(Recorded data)
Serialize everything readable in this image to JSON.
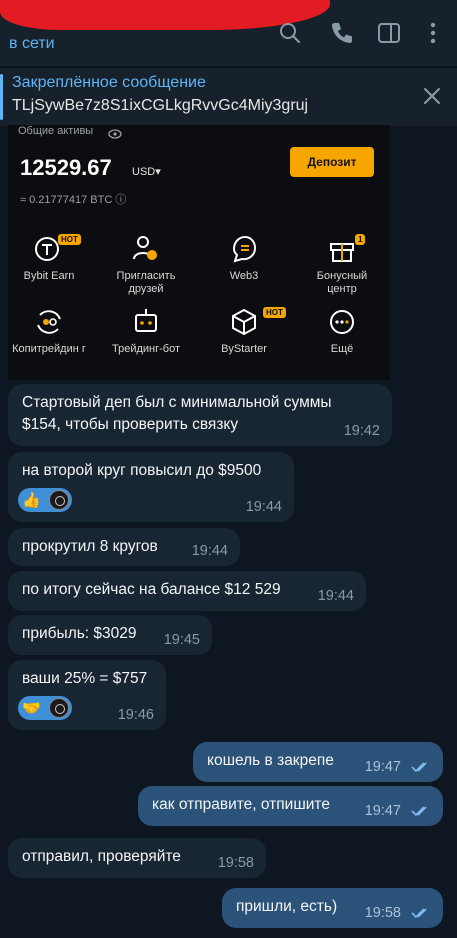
{
  "header": {
    "status": "в сети",
    "icons": [
      "search-icon",
      "phone-icon",
      "sidebar-icon",
      "more-icon"
    ]
  },
  "pinned": {
    "title": "Закреплённое сообщение",
    "text": "TLjSywBe7z8S1ixCGLkgRvvGc4Miy3gruj"
  },
  "screenshot": {
    "assets_label": "Общие активы",
    "amount": "12529.67",
    "currency": "USD▾",
    "btc": "≈ 0.21777417  BTC ⓘ",
    "deposit_label": "Депозит",
    "tiles": [
      {
        "label": "Bybit Earn",
        "icon": "earn-icon",
        "badge": "HOT"
      },
      {
        "label": "Пригласить друзей",
        "icon": "invite-icon",
        "badge": ""
      },
      {
        "label": "Web3",
        "icon": "web3-icon",
        "badge": ""
      },
      {
        "label": "Бонусный центр",
        "icon": "gift-icon",
        "badge": "1"
      },
      {
        "label": "Копитрейдин г",
        "icon": "copytrade-icon",
        "badge": ""
      },
      {
        "label": "Трейдинг-бот",
        "icon": "bot-icon",
        "badge": ""
      },
      {
        "label": "ByStarter",
        "icon": "cube-icon",
        "badge": "HOT"
      },
      {
        "label": "Ещё",
        "icon": "more-dots-icon",
        "badge": ""
      }
    ]
  },
  "messages": [
    {
      "dir": "in",
      "text": "Стартовый деп был с минимальной суммы $154, чтобы проверить связку",
      "time": "19:42"
    },
    {
      "dir": "in",
      "text": "на второй круг повысил до $9500",
      "time": "19:44",
      "reaction": "👍"
    },
    {
      "dir": "in",
      "text": "прокрутил 8 кругов",
      "time": "19:44"
    },
    {
      "dir": "in",
      "text": "по итогу сейчас на балансе $12 529",
      "time": "19:44"
    },
    {
      "dir": "in",
      "text": "прибыль: $3029",
      "time": "19:45"
    },
    {
      "dir": "in",
      "text": "ваши 25% = $757",
      "time": "19:46",
      "reaction": "🤝"
    },
    {
      "dir": "out",
      "text": "кошель в закрепе",
      "time": "19:47"
    },
    {
      "dir": "out",
      "text": "как отправите, отпишите",
      "time": "19:47"
    },
    {
      "dir": "in",
      "text": "отправил, проверяйте",
      "time": "19:58"
    },
    {
      "dir": "out",
      "text": "пришли, есть)",
      "time": "19:58"
    }
  ],
  "colors": {
    "background": "#0e1621",
    "incoming": "#182533",
    "outgoing": "#2b5278",
    "accent": "#5eb5f7",
    "deposit": "#f7a600"
  }
}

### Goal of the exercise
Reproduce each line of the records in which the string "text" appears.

### Result for this exercise
    "text": "TLjSywBe7z8S1ixCGLkgRvvGc4Miy3gruj"
      "text": "Стартовый деп был с минимальной суммы $154, чтобы проверить связку",
      "text": "на второй круг повысил до $9500",
      "text": "прокрутил 8 кругов",
      "text": "по итогу сейчас на балансе $12 529",
      "text": "прибыль: $3029",
      "text": "ваши 25% = $757",
      "text": "кошель в закрепе",
      "text": "как отправите, отпишите",
      "text": "отправил, проверяйте",
      "text": "пришли, есть)",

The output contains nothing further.